62. GOING AWAY DINNER: Their father raises his drink. He says, To me it is a delight in every way to have us all together. And he takes a quick, deep breath. Anyway, cheers. Break a leg, Evan, and we will see you at your play. And their five wine glasses, making contact, chime. Their mother drinks, looks at her napkin and back up again, a little teary, maybe. She says, Evan I hope you’ve remembered to pack everything and did you print your ticket yet like I asked you to do?
63. SQUASH: You can come with me, says Grace, but I’m not going to go easy on you. I’m going to destroy you. And do you even know where your goggles are? I don’t have a second pair to lend you.
64. HELEN’S TEXT: I’m sorry and I don’t know what to do anymore.
66. ACT II SCENE III: “I was adored once, too.”
67. PRAGUE: Catherine says, One day we’ll go together. They are sixteen and lying on a blanket in Catherine’s backyard, eating pizza, looking at the sky, and can think of no reason such a thing would fail to come to pass. It seems certain, they have set it in motion just by saying as much. She says, From there we’ll go on to Vienna and we’ll listen to orchestras. We’ll bring nothing more than we can fit in our backpacks. We’ll walk beside the Vltava and the Danube and drink beer in cafes. We’ll meet numberless men in Prague and Vienna, she says. Helen laughs, Will we?
68. On his way to the 3:32 out of Penn Station, Evan stops by for a final espresso. He says, I hope to see you at the play next month, by which point I’ll have learnèd all my lines. She bursts out laughing. He says, Wait stop don’t cry. She says, It’s just I’m very moved and also I don’t know.
69. Grace says, flung out on the couch, Lucky you, lucky you, you still get me for two more weeks. Do you want to watch the next episode? Move over please, move over. You are, as always, completely crowding my space.

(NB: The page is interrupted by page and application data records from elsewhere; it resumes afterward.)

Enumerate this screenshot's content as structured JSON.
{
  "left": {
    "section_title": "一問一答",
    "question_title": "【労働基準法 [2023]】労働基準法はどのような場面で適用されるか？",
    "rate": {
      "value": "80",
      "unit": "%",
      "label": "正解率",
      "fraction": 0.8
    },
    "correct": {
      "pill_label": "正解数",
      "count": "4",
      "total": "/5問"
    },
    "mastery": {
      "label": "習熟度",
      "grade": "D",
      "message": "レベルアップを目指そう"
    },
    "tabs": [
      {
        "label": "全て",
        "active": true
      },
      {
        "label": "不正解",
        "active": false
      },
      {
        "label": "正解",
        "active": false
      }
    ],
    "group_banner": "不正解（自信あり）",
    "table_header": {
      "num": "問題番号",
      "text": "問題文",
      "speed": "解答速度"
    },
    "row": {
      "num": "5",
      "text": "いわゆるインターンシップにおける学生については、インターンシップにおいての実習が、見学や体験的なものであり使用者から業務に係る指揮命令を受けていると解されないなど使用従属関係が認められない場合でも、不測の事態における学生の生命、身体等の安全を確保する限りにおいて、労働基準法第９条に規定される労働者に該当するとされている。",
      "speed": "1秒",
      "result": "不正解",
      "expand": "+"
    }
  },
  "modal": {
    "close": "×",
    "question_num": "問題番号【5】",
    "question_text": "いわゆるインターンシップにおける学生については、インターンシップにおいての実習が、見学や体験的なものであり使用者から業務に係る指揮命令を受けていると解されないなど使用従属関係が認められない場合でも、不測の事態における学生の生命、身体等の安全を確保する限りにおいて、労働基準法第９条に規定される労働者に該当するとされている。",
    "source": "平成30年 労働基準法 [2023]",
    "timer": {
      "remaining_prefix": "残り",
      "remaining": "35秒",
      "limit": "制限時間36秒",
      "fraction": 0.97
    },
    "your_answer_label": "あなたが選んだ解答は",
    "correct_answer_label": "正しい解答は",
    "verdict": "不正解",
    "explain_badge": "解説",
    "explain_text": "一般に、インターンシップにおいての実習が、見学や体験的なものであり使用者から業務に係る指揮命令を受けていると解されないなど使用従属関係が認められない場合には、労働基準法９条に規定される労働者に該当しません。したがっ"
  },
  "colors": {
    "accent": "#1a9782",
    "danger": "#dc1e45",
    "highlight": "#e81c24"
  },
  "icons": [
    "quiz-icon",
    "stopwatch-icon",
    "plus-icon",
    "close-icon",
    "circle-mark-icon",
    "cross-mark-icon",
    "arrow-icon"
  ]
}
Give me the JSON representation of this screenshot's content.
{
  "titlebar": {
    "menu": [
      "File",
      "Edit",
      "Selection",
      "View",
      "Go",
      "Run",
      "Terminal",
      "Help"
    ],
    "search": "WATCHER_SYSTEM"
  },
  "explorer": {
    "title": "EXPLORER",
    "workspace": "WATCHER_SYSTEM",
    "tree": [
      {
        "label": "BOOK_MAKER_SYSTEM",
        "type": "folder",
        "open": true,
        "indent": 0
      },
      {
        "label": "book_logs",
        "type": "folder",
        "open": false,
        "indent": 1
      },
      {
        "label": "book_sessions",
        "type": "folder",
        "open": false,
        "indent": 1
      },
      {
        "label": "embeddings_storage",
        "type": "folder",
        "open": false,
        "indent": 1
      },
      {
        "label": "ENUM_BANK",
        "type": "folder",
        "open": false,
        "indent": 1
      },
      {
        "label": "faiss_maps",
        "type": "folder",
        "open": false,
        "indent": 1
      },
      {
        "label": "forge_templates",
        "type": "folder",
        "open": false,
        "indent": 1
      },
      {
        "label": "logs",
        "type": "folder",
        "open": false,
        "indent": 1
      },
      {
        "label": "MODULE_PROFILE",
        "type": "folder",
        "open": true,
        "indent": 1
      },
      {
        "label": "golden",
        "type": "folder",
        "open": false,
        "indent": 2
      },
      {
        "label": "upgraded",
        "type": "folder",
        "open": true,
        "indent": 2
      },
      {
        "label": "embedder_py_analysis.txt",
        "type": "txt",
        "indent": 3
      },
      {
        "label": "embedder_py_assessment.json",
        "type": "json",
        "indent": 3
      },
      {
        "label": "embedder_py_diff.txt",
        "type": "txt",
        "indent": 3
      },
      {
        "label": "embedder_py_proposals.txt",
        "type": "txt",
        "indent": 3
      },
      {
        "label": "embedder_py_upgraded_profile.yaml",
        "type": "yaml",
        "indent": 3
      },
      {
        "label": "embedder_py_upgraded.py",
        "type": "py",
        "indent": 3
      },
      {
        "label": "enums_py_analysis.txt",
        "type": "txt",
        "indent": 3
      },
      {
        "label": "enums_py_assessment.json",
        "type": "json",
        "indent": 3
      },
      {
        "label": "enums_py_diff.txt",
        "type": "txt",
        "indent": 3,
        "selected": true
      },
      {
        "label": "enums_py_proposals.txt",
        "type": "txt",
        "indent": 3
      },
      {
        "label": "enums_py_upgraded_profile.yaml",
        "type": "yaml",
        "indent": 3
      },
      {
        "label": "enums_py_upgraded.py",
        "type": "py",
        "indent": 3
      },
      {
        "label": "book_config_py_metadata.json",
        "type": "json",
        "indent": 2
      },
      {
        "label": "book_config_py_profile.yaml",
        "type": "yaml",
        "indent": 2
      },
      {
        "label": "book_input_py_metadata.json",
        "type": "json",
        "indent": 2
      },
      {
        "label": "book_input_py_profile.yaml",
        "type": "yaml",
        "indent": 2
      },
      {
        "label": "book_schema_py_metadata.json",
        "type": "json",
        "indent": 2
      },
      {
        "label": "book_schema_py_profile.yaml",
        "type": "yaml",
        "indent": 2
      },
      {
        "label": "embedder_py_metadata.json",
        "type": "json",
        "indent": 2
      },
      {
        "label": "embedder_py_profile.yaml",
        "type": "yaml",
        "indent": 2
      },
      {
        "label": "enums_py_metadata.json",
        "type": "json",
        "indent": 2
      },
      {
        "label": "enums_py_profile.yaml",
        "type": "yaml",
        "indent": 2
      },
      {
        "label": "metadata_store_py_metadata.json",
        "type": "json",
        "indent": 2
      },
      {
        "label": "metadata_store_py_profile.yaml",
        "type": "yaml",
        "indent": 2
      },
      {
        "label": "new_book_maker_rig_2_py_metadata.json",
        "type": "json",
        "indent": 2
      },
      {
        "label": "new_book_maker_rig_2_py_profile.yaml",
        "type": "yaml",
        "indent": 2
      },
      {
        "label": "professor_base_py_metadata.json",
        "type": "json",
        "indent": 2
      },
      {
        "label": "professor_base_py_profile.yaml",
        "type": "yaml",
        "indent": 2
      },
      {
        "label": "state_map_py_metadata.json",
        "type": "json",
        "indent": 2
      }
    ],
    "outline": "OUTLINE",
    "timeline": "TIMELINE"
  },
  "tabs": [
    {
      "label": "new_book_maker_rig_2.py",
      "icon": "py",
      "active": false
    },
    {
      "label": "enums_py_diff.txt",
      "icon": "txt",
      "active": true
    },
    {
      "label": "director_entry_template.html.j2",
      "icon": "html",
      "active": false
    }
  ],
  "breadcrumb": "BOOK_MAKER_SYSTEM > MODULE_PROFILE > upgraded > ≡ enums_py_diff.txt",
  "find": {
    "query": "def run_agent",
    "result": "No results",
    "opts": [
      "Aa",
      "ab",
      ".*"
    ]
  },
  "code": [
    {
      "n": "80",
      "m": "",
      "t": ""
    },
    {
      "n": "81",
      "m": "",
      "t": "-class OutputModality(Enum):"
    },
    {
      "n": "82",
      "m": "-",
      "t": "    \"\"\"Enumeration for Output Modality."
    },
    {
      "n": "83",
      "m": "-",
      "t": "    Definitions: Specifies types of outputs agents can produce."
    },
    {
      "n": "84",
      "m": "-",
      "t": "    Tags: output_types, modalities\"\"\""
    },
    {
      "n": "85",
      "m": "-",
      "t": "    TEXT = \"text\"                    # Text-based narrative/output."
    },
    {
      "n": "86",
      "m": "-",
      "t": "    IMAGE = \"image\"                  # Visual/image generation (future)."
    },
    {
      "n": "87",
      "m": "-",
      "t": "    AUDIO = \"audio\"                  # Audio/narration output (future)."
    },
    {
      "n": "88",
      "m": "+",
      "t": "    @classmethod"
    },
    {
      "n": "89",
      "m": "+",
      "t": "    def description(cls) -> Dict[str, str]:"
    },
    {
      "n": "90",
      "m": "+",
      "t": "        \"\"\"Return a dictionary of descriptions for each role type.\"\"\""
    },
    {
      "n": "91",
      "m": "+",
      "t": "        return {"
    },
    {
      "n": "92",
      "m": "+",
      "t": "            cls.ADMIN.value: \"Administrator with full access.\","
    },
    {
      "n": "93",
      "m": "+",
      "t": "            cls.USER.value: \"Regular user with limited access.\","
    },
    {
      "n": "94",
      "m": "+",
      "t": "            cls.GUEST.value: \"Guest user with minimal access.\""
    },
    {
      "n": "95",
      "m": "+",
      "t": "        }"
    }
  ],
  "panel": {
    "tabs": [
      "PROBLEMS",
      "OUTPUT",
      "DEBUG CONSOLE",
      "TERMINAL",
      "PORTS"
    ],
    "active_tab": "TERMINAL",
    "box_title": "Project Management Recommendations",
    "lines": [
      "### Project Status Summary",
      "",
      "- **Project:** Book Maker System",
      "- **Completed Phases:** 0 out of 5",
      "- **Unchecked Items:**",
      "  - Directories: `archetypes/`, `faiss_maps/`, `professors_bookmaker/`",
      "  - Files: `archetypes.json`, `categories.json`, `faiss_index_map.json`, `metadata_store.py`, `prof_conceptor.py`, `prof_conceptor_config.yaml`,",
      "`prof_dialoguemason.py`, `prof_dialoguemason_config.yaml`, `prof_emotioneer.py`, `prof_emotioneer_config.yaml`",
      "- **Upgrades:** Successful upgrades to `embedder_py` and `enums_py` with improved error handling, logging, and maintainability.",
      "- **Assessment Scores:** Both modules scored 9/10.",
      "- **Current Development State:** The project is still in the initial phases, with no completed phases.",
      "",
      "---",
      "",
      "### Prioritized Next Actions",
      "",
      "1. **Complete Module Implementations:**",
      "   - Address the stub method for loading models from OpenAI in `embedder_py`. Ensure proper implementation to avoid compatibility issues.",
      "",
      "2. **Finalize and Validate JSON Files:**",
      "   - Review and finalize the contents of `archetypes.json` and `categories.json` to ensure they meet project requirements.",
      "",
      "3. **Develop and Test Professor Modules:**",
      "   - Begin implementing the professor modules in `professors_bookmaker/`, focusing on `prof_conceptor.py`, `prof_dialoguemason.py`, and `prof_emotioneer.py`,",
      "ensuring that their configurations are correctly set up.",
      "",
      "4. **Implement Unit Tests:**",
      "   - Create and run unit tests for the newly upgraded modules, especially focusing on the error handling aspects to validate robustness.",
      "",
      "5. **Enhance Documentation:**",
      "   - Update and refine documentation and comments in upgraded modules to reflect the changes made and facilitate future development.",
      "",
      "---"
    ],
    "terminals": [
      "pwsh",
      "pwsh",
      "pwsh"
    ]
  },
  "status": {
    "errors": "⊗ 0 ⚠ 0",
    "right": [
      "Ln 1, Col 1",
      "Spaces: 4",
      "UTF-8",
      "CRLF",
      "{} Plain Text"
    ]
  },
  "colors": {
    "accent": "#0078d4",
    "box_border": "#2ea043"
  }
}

70. ALWAYS: The air is light and sweet; a thin cloud slips quickly over the sun and keeps moving on. Everything shadows, then lightens: the backyard, the side of the house, Catherine’s long bright hair. She turns her face to rest towards Helen’s, leans it on the crook of her own bent arm. She says, We will, we will. Helen giggles. Catherine lets her forehead touch Helen’s shoulder. She says, It won’t end well. They’ll always miss us. Always, always. They’ll think of us often, and wonder how it happened like it did.

Originally published in No Tokens Issue No. 5. View full issue & more.

Kate Doyle’s writing has appeared in Meridian, No TokensBodega, the Franklin Electric Reading Series, Lamprophonic, and Sundays at Erv’s. She earned her MFA at NYU and was a graduate fellow at NYU Paris.